Mary-Claire is one of the recent graduates of the Apprenticeship in Community Facilitation (Diversional Therapy). She’s an activities coordinator for Bethsaida Retirement Village in Blenheim. Mary-Claire shares, “My role at the rest home includes planning activities for the residents, encouraging them to take part and supervising the running of the activities. I also gather information from residents to compile personal profiles on them. This includes information about them, their likes and dislikes, and activities they have enjoyed in the past. It also includes information on their families and friends and how much involvement they have with them. This information is private and it is a legal requirement that this information is kept securely.”
As part of the Apprenticeship programme, Mary-Claire had to complete the Exceed module that involves a mini research project. We asked her to share with us her journey into coming up with an ‘excellent output’ as her Apprenticeship Advisor, Eric Kneepkens, puts it. This module asks apprentices to investigate a chosen condition or impairment and social issue or situation that is relevant to their role, their organisation and the people they support.
Here’s what Mary-Claire shared with us:
- What was the topic you chose and how did you come up with it?
I have chosen a sensory impairment to investigate. I investigated vision impairments. focusing on vision impairments in elderly people. The social issue I have chosen to investigate is Isolation and loneliness. I also focused on how isolation and loneliness affect the elderly.
I shortlisted a few topics based on the conditions of the people I’m working with. I narrowed it down by thinking about the needs and what the impacts of the conditions are to the people we support. I ran it past my manager and Apprenticeship Advisor and we all agreed.
- Why is this topic important to you?
Vision impairment and social isolation or loneliness impacts many elderly people. I see it every day at work. I knew there was a lot of research available and organisations that I could work with. During the course of the research, I worked with the local Red Cross and the Blind Foundation. The Blind Foundation has a monthly local support group. I met with the organisers and developed connections.
- How did you find the research journey?
It was a good journey. We’re supposed to take 3 months to complete and I did just slightly over that to get everything sent. I found it went quite quickly. I took the online questionnaire option. I found it quite helpful because it’s systematic, it’s my style and that is how I want to work.

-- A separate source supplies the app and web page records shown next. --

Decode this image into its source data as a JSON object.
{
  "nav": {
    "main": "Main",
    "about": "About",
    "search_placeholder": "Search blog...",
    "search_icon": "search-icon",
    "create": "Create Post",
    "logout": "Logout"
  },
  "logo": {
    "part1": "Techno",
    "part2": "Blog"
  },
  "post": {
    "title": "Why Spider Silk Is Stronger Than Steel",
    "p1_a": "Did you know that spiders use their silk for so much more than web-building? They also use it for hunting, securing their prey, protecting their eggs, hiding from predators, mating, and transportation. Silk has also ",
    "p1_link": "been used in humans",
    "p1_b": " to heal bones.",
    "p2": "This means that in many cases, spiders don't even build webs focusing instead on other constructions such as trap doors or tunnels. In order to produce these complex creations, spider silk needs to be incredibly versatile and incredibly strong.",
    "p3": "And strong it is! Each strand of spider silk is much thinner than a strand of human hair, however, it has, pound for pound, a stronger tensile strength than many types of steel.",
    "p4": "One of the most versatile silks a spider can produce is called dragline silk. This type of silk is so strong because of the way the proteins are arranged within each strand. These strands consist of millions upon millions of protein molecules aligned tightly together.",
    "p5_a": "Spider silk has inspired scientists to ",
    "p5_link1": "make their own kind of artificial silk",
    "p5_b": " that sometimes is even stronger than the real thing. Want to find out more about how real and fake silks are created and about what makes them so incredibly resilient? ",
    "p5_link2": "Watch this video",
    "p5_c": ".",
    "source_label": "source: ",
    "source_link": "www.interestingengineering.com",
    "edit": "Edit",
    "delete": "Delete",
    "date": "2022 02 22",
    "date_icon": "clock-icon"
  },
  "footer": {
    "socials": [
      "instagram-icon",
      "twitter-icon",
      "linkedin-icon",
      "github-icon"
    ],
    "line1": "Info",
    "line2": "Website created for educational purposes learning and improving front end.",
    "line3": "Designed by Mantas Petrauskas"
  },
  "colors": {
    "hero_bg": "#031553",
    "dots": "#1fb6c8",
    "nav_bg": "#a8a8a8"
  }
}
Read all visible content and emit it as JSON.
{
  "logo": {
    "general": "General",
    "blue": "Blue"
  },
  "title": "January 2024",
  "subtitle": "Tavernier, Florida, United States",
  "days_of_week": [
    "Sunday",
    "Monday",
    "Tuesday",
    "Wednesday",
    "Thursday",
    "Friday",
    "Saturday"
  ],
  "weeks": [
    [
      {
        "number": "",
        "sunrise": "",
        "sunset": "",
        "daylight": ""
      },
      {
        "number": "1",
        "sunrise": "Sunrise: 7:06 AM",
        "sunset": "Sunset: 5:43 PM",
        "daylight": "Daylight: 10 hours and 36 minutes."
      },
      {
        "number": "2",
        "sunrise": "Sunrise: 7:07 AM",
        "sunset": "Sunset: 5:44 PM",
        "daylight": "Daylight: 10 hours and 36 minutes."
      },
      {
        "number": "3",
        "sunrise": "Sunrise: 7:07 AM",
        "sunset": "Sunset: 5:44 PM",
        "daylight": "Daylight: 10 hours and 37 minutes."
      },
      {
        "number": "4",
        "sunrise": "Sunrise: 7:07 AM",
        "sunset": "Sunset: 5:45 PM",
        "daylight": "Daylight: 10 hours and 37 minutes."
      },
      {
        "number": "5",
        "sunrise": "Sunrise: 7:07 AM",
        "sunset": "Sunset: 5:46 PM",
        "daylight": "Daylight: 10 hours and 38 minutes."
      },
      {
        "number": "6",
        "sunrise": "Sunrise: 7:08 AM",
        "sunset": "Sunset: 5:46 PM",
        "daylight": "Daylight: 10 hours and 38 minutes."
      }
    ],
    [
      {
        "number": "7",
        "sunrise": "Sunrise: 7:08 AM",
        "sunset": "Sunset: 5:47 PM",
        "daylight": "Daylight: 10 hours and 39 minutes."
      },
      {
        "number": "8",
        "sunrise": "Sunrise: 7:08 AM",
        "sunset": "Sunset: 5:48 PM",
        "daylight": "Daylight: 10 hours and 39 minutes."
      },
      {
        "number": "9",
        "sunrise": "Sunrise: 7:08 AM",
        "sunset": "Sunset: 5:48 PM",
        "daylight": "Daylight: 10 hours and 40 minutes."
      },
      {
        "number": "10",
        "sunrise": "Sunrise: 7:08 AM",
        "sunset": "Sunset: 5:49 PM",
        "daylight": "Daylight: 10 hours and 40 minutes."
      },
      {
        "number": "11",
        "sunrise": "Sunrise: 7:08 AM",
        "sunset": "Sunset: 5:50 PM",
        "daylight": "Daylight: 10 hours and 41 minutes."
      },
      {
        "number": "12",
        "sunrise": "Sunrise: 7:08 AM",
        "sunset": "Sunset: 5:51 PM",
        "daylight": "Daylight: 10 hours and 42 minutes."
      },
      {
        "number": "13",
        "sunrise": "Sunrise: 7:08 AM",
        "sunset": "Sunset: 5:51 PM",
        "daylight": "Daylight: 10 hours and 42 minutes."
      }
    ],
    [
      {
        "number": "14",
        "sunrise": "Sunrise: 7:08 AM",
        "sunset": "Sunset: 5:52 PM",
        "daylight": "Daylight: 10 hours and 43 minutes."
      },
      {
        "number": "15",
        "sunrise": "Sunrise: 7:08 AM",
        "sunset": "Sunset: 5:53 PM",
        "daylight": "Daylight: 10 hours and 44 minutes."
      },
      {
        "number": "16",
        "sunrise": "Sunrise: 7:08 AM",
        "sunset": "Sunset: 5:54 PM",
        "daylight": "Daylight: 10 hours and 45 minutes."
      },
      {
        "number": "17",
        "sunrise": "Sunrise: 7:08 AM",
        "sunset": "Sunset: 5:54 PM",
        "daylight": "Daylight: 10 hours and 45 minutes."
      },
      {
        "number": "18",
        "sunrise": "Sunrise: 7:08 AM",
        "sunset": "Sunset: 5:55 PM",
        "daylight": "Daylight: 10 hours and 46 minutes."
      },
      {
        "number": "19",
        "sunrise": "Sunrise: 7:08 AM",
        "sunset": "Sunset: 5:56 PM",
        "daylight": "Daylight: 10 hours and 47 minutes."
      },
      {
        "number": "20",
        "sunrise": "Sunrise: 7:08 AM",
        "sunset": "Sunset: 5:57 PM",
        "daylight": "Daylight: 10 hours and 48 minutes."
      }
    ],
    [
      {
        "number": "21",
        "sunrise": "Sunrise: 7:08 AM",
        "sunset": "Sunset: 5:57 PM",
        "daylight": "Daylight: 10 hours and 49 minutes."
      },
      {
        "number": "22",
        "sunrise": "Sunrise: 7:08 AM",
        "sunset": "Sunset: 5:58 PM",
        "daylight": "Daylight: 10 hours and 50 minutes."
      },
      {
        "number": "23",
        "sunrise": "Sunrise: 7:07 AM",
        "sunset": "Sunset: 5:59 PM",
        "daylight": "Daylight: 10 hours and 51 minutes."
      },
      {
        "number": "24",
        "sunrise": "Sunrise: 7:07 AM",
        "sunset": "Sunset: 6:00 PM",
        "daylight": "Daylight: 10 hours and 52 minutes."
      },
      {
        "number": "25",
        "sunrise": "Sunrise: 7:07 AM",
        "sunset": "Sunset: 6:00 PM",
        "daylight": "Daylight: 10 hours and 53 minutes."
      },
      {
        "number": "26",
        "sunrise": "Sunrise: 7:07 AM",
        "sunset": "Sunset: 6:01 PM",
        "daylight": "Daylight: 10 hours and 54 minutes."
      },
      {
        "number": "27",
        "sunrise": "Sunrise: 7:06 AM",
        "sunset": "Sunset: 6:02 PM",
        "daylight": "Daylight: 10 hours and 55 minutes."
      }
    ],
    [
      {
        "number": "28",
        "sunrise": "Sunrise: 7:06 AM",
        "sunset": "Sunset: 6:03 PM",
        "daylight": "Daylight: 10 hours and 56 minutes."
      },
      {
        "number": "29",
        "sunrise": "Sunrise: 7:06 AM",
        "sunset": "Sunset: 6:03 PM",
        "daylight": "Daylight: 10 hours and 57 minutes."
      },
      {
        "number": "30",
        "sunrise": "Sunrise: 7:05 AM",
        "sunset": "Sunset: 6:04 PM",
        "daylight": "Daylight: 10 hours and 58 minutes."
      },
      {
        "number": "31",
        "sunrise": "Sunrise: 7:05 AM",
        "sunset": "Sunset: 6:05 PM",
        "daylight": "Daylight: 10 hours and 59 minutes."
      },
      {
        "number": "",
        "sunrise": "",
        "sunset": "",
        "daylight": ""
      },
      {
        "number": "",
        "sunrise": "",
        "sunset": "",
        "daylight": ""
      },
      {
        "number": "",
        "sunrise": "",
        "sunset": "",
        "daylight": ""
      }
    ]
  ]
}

In that questionnaire, there was a lot of helpful support, examples and information that if you follow you can’t go wrong. I went one bite at a time, followed it through and got there in the end.
- What were the findings and learnings?
The vision impairment technical aspects are pretty black and white. There was a lot of information about it. But because you know more you can put in place specific support for individuals.
I found I learned more about isolation and loneliness through this research. I was surprised at how widespread it is. It gave me more empathy for people and understanding. Again I learned how to put in place specific support and I have learned more strategies on helping them.
As an example, one of the people I support have all three of the conditions I have researched for this assignment. This resident has a vision impairment, suffers from feelings of isolation and loneliness and has depression. I talked to the resident about the service the Red Cross has to provide volunteers to visit people in rest homes. She was keen to try this and to have someone visit her. I contacted our local Red Cross office and met with their volunteers’ coordinator. We arranged for a volunteer to start visiting her so has something to look forward to.
- How did your findings and learnings affect the way you do your job now?
I realised that a lot of people try to hide their loneliness because of the stigma. Knowing that, I’ve become more mindful about the people and it made me more aware. Now I’m looking for signs of it, looking for cues and asking why. I’m also able to share my learnings with our team.
- What would you say to apprentices who are approaching their own research projects?
In the first instance, take your time to find the right topic and you’ll be fine. Think of something that you can put into place, that is significant to your organisation. Pick a topic that you can learn from and actually use. Follow the steps on the questionnaire if that’s your preferred option. Just get started even if it seems daunting.
There is also an option to deliver your Exceed research project through an oral presentation. Have a chat with your Apprenticeship Advisor or Assessor if this is something you want to explore. There are supports in place to help you succeed so do not hesitate to seek advice and tap into these supports.